* _RECORDS TO PROCESS_
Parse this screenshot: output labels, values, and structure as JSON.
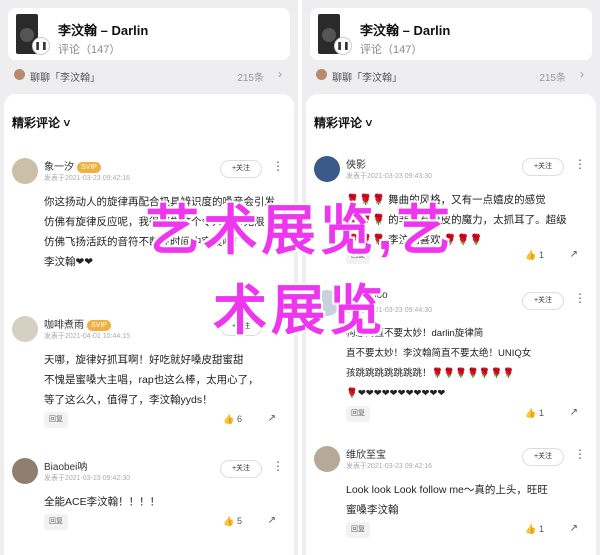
{
  "player": {
    "title": "李汶翰 – Darlin",
    "subtitle": "评论（147）",
    "pause_icon": "pause-icon"
  },
  "listening": {
    "text": "聊聊「李汶翰」",
    "count": "215条",
    "arrow": "›"
  },
  "sheet": {
    "title": "精彩评论 ˅"
  },
  "follow_label": "+关注",
  "reply_label": "回复",
  "svip_label": "SVIP",
  "left_comments": [
    {
      "name": "象一汐",
      "svip": true,
      "time": "发表于2021-03-23 09:42:16",
      "lines": [
        "你这扬动人的旋律再配合极具辨识度的嗓音会引发",
        "仿佛有旋律反应呢，我很感觉这个令人惊喜无限，",
        "仿佛飞扬活跃的音符不断在时间中穿梭啊！",
        "李汶翰❤❤"
      ],
      "reply": "回复",
      "likes": ""
    },
    {
      "name": "咖啡煮雨",
      "svip": true,
      "time": "发表于2021-04-01 10:44:15",
      "lines": [
        "天哪，旋律好抓耳啊！好吃就好嗓皮甜蜜甜",
        "不愧是蜜嗓大主唱，rap也这么棒，太用心了，",
        "等了这么久，值得了，李汶翰yyds！"
      ],
      "reply": "回复",
      "likes": "6"
    },
    {
      "name": "Biaobei呐",
      "svip": false,
      "time": "发表于2021-03-23 09:42:30",
      "lines": [
        "全能ACE李汶翰！！！！"
      ],
      "reply": "回复",
      "likes": "5"
    }
  ],
  "right_comments": [
    {
      "name": "俠影",
      "svip": false,
      "time": "发表于2021-03-23 09:43:30",
      "lines": [
        "🌹🌹🌹 舞曲的风格，又有一点嬉皮的感觉",
        "🌹🌹🌹 的非常有嗓皮的魔力，太抓耳了。超级",
        "🌹🌹🌹 李汶翰喜欢 🌹🌹🌹"
      ],
      "reply": "回复",
      "likes": "1"
    },
    {
      "name": "Piaceboo",
      "svip": false,
      "time": "发表于2021-03-23 09:44:30",
      "lines": [
        "构思简直不要太妙！darlin旋律简",
        "直不要太妙！李汶翰简直不要太绝！UNIQ女",
        "孩跳跳跳跳跳跳跳！🌹🌹🌹🌹🌹🌹🌹",
        "🌹❤❤❤❤❤❤❤❤❤❤❤"
      ],
      "reply": "回复",
      "likes": "1"
    },
    {
      "name": "维欣至宝",
      "svip": false,
      "time": "发表于2021-03-23 09:42:16",
      "lines": [
        "Look look Look follow me～真的上头，旺旺",
        "蜜嗓李汶翰"
      ],
      "reply": "回复",
      "likes": "1"
    }
  ],
  "overlay": {
    "line1": "艺术展览,艺",
    "line2": "术展览"
  }
}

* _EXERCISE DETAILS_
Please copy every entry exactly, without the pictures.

* _SOLUTION TO THIS EXERCISE_
Parse this screenshot: output labels, values, and structure as JSON.
{
  "player": {
    "title": "李汶翰 – Darlin",
    "subtitle": "评论（147）",
    "pause_icon": "pause-icon"
  },
  "listening": {
    "text": "聊聊「李汶翰」",
    "count": "215条",
    "arrow": "›"
  },
  "sheet": {
    "title": "精彩评论 ˅"
  },
  "follow_label": "+关注",
  "reply_label": "回复",
  "svip_label": "SVIP",
  "left_comments": [
    {
      "name": "象一汐",
      "svip": true,
      "time": "发表于2021-03-23 09:42:16",
      "lines": [
        "你这扬动人的旋律再配合极具辨识度的嗓音会引发",
        "仿佛有旋律反应呢，我很感觉这个令人惊喜无限，",
        "仿佛飞扬活跃的音符不断在时间中穿梭啊！",
        "李汶翰❤❤"
      ],
      "reply": "回复",
      "likes": ""
    },
    {
      "name": "咖啡煮雨",
      "svip": true,
      "time": "发表于2021-04-01 10:44:15",
      "lines": [
        "天哪，旋律好抓耳啊！好吃就好嗓皮甜蜜甜",
        "不愧是蜜嗓大主唱，rap也这么棒，太用心了，",
        "等了这么久，值得了，李汶翰yyds！"
      ],
      "reply": "回复",
      "likes": "6"
    },
    {
      "name": "Biaobei呐",
      "svip": false,
      "time": "发表于2021-03-23 09:42:30",
      "lines": [
        "全能ACE李汶翰！！！！"
      ],
      "reply": "回复",
      "likes": "5"
    }
  ],
  "right_comments": [
    {
      "name": "俠影",
      "svip": false,
      "time": "发表于2021-03-23 09:43:30",
      "lines": [
        "🌹🌹🌹 舞曲的风格，又有一点嬉皮的感觉",
        "🌹🌹🌹 的非常有嗓皮的魔力，太抓耳了。超级",
        "🌹🌹🌹 李汶翰喜欢 🌹🌹🌹"
      ],
      "reply": "回复",
      "likes": "1"
    },
    {
      "name": "Piaceboo",
      "svip": false,
      "time": "发表于2021-03-23 09:44:30",
      "lines": [
        "构思简直不要太妙！darlin旋律简",
        "直不要太妙！李汶翰简直不要太绝！UNIQ女",
        "孩跳跳跳跳跳跳跳！🌹🌹🌹🌹🌹🌹🌹",
        "🌹❤❤❤❤❤❤❤❤❤❤❤"
      ],
      "reply": "回复",
      "likes": "1"
    },
    {
      "name": "维欣至宝",
      "svip": false,
      "time": "发表于2021-03-23 09:42:16",
      "lines": [
        "Look look Look follow me～真的上头，旺旺",
        "蜜嗓李汶翰"
      ],
      "reply": "回复",
      "likes": "1"
    }
  ],
  "overlay": {
    "line1": "艺术展览,艺",
    "line2": "术展览"
  }
}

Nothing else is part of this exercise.